Don’t Confuse Company Perks with Culture

Photo by Bao Truong on Unsplash

Ping pong and Foosball tables, free snacks, kegs of beer, work-from-home days — these are all perks of a job, not culture. Certainly, they can be byproducts of the culture that actually exists within a company. But, they should be seen for what they really are. Perks and benefits.

True company culture is rooted in what a company and its employees actually think, say, and do. If a company values truth and integrity, they will display it. If a company values the bottom line and a hierarchical structure, they will make it known.

During job interviews, what do you put more emphasis on? Perks or culture? Maybe, you discuss neither… If you fail to bring up culture, then you are doing your company and the candidate a disservice. I encourage you to focus on what culture actually is at your company and see if that is something attractive to the candidate and is an environment they will thrive in.

Likewise, when is the last time you audited your company’s culture to learn what it actually is versus what you think it is? If there is a gap that leans towards the negative, work on repairing the cultural gap.

Why does company culture matter so much? According to research conducted by Hays, “47 percent of people actively looking for new positions say company culture is the main reason.” Employees are more engaged, productive, and likely to stay when working in environments where the company’s cultural values match their own.

Ask yourself the following simple questions to assess your company’s culture -

  1. What is the top-down organizational structure? Hierarchical or is it more flat and agile?
  2. Is the organization so big that the company has a typical corporate feel and teams form their own unique cultural offsets? Or, is it big, but still feels small?
  3. Does leadership walk the talk? Or, do they say one thing and do the other?
  4. Are employees free to determine how they go about completing their own tasks? Or, are there restrictive procedures?
  5. Are employees free to skip levels and talk to upper management? Or, do they have to go through a chain of command?
  6. Does the company have a strong outlook for the future? Or, are they mainly in an operational steady-state?
  7. Are employees able to speak freely when they see issues or have ideas? Or, do they get discouraged after they provide feedback?
  8. Does the company encourage professional development opportunities? Or, do employees leave to seek development and advancement elsewhere?
  9. How do employees at your organization like to work? Have fun?
  10. How is employee performance tracked and measured?
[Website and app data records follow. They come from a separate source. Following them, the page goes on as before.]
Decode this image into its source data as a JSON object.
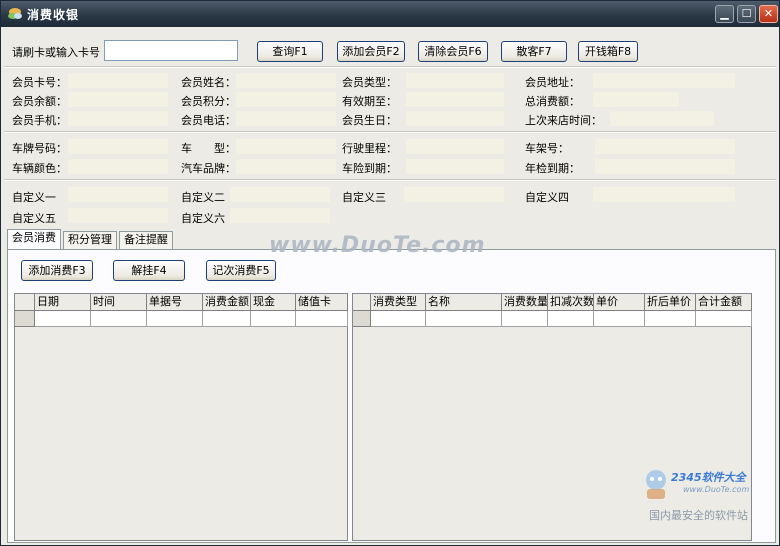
{
  "window": {
    "title": "消费收银",
    "minimize_glyph": "▁",
    "maximize_glyph": "☐",
    "close_glyph": "✕"
  },
  "toolbar": {
    "card_prompt": "请刷卡或输入卡号",
    "card_value": "",
    "query_label": "查询F1",
    "add_member_label": "添加会员F2",
    "clear_member_label": "清除会员F6",
    "walkin_label": "散客F7",
    "open_drawer_label": "开钱箱F8"
  },
  "member": {
    "card_no": "会员卡号：",
    "name": "会员姓名：",
    "type": "会员类型：",
    "address": "会员地址：",
    "balance": "会员余额：",
    "points": "会员积分：",
    "expiry": "有效期至：",
    "total_spend": "总消费额：",
    "mobile": "会员手机：",
    "phone": "会员电话：",
    "birthday": "会员生日：",
    "last_visit": "上次来店时间："
  },
  "vehicle": {
    "plate": "车牌号码：",
    "model": "车　　型：",
    "mileage": "行驶里程：",
    "frame": "车架号：",
    "color": "车辆颜色：",
    "brand": "汽车品牌：",
    "insurance_due": "车险到期：",
    "inspection_due": "年检到期："
  },
  "custom": {
    "c1": "自定义一",
    "c2": "自定义二",
    "c3": "自定义三",
    "c4": "自定义四",
    "c5": "自定义五",
    "c6": "自定义六"
  },
  "tabs": [
    "会员消费",
    "积分管理",
    "备注提醒"
  ],
  "actions": {
    "add_consumption": "添加消费F3",
    "suspend": "解挂F4",
    "count_consumption": "记次消费F5"
  },
  "left_grid": {
    "columns": [
      "日期",
      "时间",
      "单据号",
      "消费金额",
      "现金",
      "储值卡"
    ]
  },
  "right_grid": {
    "columns": [
      "消费类型",
      "名称",
      "消费数量",
      "扣减次数",
      "单价",
      "折后单价",
      "合计金额"
    ]
  },
  "watermarks": {
    "site": "www.DuoTe.com",
    "brand": "2345软件大全",
    "brand_url": "www.DuoTe.com",
    "slogan": "国内最安全的软件站"
  },
  "colors": {
    "titlebar": "#2a3745",
    "field_fill": "#f3f1e4",
    "button_border": "#1e3f7a",
    "close_button": "#c9452a"
  }
}
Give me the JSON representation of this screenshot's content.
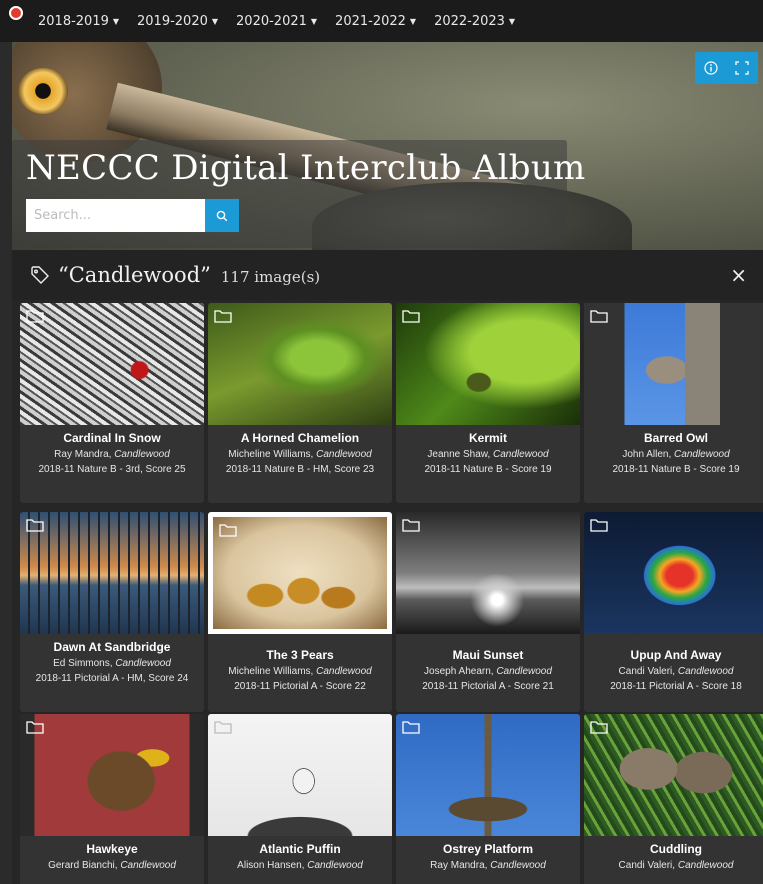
{
  "nav": {
    "logo_icon": "red-circle-logo",
    "years": [
      "2018-2019",
      "2019-2020",
      "2020-2021",
      "2021-2022",
      "2022-2023"
    ]
  },
  "hero": {
    "title": "NECCC Digital Interclub Album",
    "search_placeholder": "Search...",
    "search_icon": "search-icon",
    "info_icon": "info-icon",
    "fullscreen_icon": "fullscreen-icon",
    "accent_color": "#1b9ad6"
  },
  "tag": {
    "icon": "tag-icon",
    "name": "“Candlewood”",
    "count": "117 image(s)",
    "close_label": "×"
  },
  "cards": [
    {
      "title": "Cardinal In Snow",
      "author": "Ray Mandra,",
      "club": "Candlewood",
      "score": "2018-11 Nature B - 3rd, Score 25"
    },
    {
      "title": "A Horned Chamelion",
      "author": "Micheline Williams,",
      "club": "Candlewood",
      "score": "2018-11 Nature B - HM, Score 23"
    },
    {
      "title": "Kermit",
      "author": "Jeanne Shaw,",
      "club": "Candlewood",
      "score": "2018-11 Nature B - Score 19"
    },
    {
      "title": "Barred Owl",
      "author": "John Allen,",
      "club": "Candlewood",
      "score": "2018-11 Nature B - Score 19"
    },
    {
      "title": "Dawn At Sandbridge",
      "author": "Ed Simmons,",
      "club": "Candlewood",
      "score": "2018-11 Pictorial A - HM, Score 24"
    },
    {
      "title": "The 3 Pears",
      "author": "Micheline Williams,",
      "club": "Candlewood",
      "score": "2018-11 Pictorial A - Score 22"
    },
    {
      "title": "Maui Sunset",
      "author": "Joseph Ahearn,",
      "club": "Candlewood",
      "score": "2018-11 Pictorial A - Score 21"
    },
    {
      "title": "Upup And Away",
      "author": "Candi Valeri,",
      "club": "Candlewood",
      "score": "2018-11 Pictorial A - Score 18"
    },
    {
      "title": "Hawkeye",
      "author": "Gerard Bianchi,",
      "club": "Candlewood",
      "score": ""
    },
    {
      "title": "Atlantic Puffin",
      "author": "Alison Hansen,",
      "club": "Candlewood",
      "score": ""
    },
    {
      "title": "Ostrey Platform",
      "author": "Ray Mandra,",
      "club": "Candlewood",
      "score": ""
    },
    {
      "title": "Cuddling",
      "author": "Candi Valeri,",
      "club": "Candlewood",
      "score": ""
    }
  ]
}
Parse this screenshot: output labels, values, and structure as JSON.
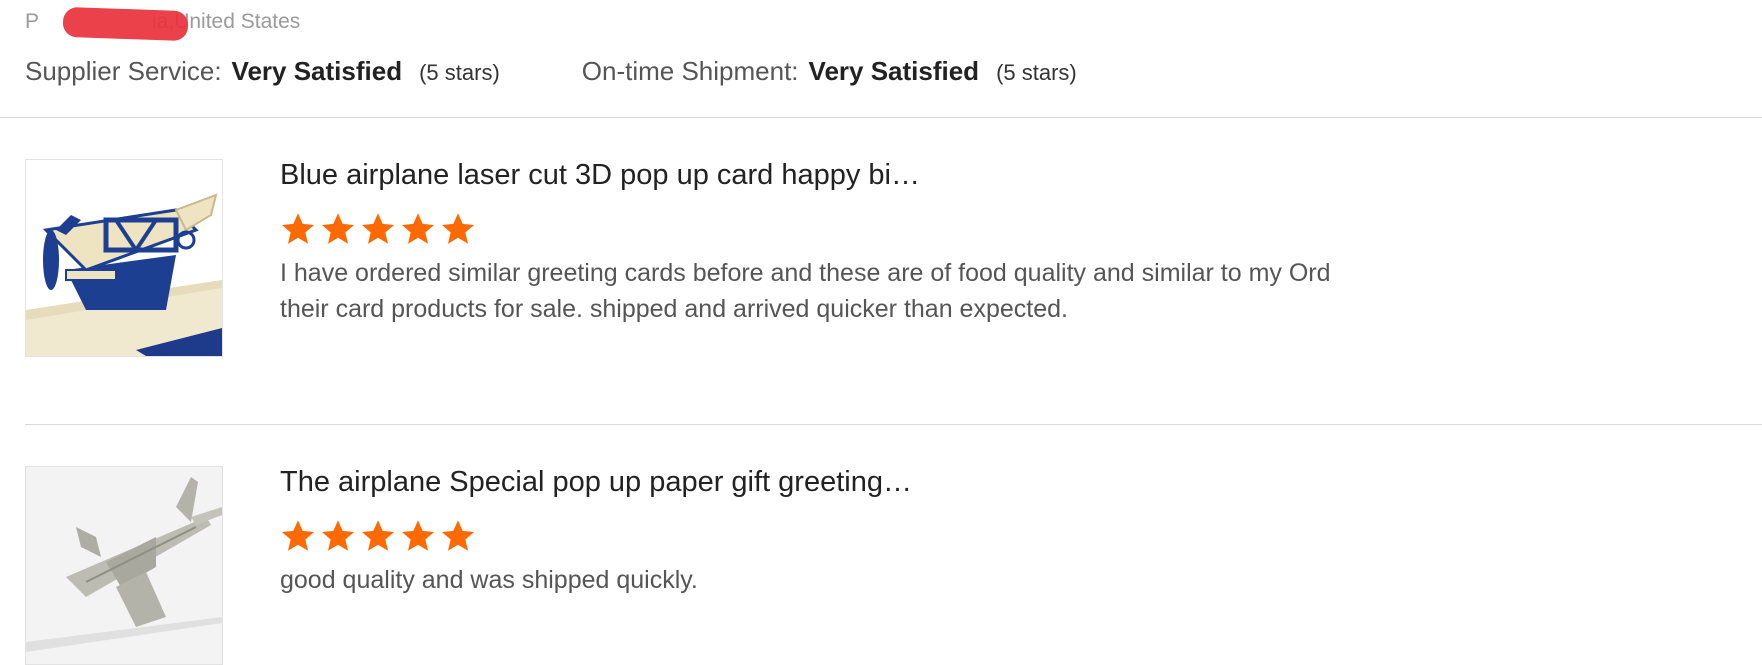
{
  "reviewer": {
    "location_prefix": "P",
    "location_suffix": "ia,United States"
  },
  "store_ratings": [
    {
      "label": "Supplier Service:",
      "value": "Very Satisfied",
      "stars_text": "(5 stars)"
    },
    {
      "label": "On-time Shipment:",
      "value": "Very Satisfied",
      "stars_text": "(5 stars)"
    }
  ],
  "reviews": [
    {
      "product_title": "Blue airplane laser cut 3D pop up card happy bi…",
      "rating": 5,
      "text": "I have ordered similar greeting cards before and these are of food quality and similar to my Ord\ntheir card products for sale. shipped and arrived quicker than expected.",
      "thumbnail_icon": "blue-biplane-popup-card"
    },
    {
      "product_title": "The airplane Special pop up paper gift greeting…",
      "rating": 5,
      "text": "good quality and was shipped quickly.",
      "thumbnail_icon": "white-jet-popup-card"
    }
  ],
  "colors": {
    "star": "#ff6a00",
    "divider": "#d9d9d9",
    "redaction": "#e8313b"
  }
}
Answering these questions will get you closer to understanding the true culture of your company — what it values, what it doesn’t value, and how employees reflect those values. This will, in turn, allow you to better communicate culture to new prospects and to measure alignment with those values. This assessment also can bring to light where the company’s “written” values fall short from reality.

Employees are more engaged, productive, and likely to stay when working in environments where the company’s cultural values match their own.

Whether your company is new or has been around for a while, to create and maintain the culture you want, focus on -

  1. Creating core values that are clear, concise, and give employees a sense of connection with the company
  2. Engaging employees to make values known, encouraging them to adopt them, and giving them a support system to carry them out
  3. Creating trust throughout the company so that the integrity of the values remain intact, employees feel safe to appropriately challenge them, and allow values to evolve over time

If this all leads to a few more perks, then awesome! Just remember, don’t confuse them with culture. 😀

Have some helpful tips for defining and broadcasting company culture? Leave a comment below and let’s discuss. Better yet, hang out with us on Slack! Looking for a tool to be a window into your company’s culture? Check out Dawfin.

Photo by Val Vesa on Unsplash